Anything we do is always collaborative and with your full permission and consent. Sometimes I ask people to use their own hands to touch themselves. For example, it might be very soothing to put your hand on your heart when you are feeling hurt or upset. Touch in itself can be very healing but only when it is wanted.
I recognize that many people have been hurt by unwanted touch, or physical or sexual abuse, and I have a great deal of experience working with both children and adults to whom this has happened.
I am always respectful of your boundaries. There is no pressure to do anything that does not feel comfortable to you and I always ask. Sometimes just exploring the “no” that comes up in response to an inquiry and supporting it, can be very healing in itself.
Who can benefit from the therapy you do?
I work with all kinds of presenting symptoms and conditions: anxiety, depression, post-traumatic stress disorder(PTSD), bipolar.
In order to benefit from the work I do, you must simply be ready to engage at a deep level with yourself, body as well as psyche, and want change badly enough to commit to the process.
As with anything you do, mindset is essential to success.
What about medication?
If you are currently taking psychotropic medication, that is between you and your prescribing doctor. Research shows that a combination of medication and psychotherapy is better than medication alone. You might find after a while, depending on your diagnosis and the type of medication you are taking, that you’ll be able to cut down the dose and eventually go off it. If you are not on medication, but think you might need it, I suggest waiting until we’ve met so we can assess it together. My general attitude is that sometimes the right medication at the right time and the right dose can be beneficial, providing support to do the inner work, but that for most people, it’s not actually needed. I recommend and sometimes give essential oils and flower essence remedies to people when I feel they will be helpful.
How often do we meet?
In the beginning, it is important to come at least once a week. This helps us build our relationship and maintain a safe container for the work we are doing together.
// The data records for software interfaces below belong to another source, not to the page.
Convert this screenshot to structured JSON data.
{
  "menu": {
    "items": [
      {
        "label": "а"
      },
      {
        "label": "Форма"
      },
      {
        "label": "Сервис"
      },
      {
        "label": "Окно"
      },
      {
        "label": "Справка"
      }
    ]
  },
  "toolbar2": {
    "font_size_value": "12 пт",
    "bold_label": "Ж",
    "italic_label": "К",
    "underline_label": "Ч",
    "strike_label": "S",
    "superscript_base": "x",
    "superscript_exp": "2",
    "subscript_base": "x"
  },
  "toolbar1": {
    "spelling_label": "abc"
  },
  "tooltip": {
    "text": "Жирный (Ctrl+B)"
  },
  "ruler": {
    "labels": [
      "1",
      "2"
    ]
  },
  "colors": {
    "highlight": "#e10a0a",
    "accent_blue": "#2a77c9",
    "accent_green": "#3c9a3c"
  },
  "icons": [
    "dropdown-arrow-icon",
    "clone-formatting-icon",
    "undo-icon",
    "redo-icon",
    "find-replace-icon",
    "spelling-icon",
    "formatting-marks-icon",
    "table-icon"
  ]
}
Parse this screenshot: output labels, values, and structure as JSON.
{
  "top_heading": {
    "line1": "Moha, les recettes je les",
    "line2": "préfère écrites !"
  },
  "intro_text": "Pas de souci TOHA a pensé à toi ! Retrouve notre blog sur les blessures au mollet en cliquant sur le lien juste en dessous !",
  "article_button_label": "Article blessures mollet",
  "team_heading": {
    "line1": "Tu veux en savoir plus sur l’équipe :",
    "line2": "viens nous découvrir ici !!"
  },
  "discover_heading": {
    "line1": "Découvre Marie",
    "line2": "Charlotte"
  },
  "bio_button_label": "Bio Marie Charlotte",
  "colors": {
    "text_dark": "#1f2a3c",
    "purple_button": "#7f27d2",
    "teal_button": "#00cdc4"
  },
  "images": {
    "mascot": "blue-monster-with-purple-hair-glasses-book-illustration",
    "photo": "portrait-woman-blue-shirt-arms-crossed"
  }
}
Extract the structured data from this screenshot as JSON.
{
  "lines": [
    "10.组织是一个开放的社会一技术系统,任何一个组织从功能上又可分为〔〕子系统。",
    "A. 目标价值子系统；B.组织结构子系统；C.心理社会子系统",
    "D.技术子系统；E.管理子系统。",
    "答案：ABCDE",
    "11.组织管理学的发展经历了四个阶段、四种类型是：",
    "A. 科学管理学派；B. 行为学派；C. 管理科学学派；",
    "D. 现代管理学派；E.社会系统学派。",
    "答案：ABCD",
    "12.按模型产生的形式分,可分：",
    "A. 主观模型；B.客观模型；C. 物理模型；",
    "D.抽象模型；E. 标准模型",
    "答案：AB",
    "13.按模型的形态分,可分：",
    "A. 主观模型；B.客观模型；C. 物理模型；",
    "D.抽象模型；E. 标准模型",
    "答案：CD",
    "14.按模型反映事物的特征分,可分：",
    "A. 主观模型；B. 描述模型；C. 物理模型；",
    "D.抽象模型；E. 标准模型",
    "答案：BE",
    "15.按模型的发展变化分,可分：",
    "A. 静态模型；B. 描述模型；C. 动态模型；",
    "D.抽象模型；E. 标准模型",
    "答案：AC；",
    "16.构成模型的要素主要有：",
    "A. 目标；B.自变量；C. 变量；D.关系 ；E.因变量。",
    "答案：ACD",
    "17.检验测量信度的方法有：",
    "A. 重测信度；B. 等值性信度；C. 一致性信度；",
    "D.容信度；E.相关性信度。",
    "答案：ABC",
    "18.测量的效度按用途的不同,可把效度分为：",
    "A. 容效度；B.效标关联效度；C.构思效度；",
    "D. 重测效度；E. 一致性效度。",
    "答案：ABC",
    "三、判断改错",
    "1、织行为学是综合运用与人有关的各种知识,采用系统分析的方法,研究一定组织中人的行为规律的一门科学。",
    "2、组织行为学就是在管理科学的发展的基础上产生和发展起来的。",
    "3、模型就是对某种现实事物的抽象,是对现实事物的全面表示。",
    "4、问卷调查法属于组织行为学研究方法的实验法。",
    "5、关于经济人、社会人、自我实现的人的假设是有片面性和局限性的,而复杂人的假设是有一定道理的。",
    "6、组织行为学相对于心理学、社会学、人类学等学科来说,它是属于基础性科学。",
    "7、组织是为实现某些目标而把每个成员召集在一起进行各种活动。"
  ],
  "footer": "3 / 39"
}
Once we’ve established momentum, if you desire it, we can experiment with biweekly sessions to see how you do.
As we near completion, we can taper to monthly sessions as you make the transition out of therapy.
I am also available for short-term “tune-ups” after you’ve left and gone out on your own.
How long will therapy take and when will I know when I’m done?
This is different for everyone. It depends so much on where you are in your process, if you’ve been in therapy before and how that’s gone, what your commitment and goals are, and how ready you are for change. This is a question I’ll be more easily able to assess and answer after our initial free 15 minute phone consultation.
I’ve had a very few people get what they need in just a few sessions. Usually these people aren’t looking for big life changes and/or have had a lot of previous therapy.
The majority of people wanting to make major changes in their psyches and lives take a minimum of a year.
We’ll both have a sense of when the end is near. The paradoxical truth of good therapy is that it’s sad to see it end and we have to part ways, as we’ve become very close in the process. It is through this closeness that the deepest change happens.
What is your fee and do you take insurance?
My fee is $120 for a full hour session.
I am currently accepting two insurances, Presbyterian and Christus Health Plan. I am willing to provide invoices for other plans if you have out-of-network benefits. You can call your insurance company to inquire. It will be up to you to pay for your sessions and get reimbursed in that case.
Be aware that using your insurance requires me to diagnose you with a mental disorder in order to prove “medical necessity,” and that your insurance company then has the right to dictate your treatment and cut off funds for it when it sees fit.
If you do not have insurance or enough funds to pay for therapy, I suggest you go to https://www.opencounseling.com/new-mexico/santa-fe for low fee counseling.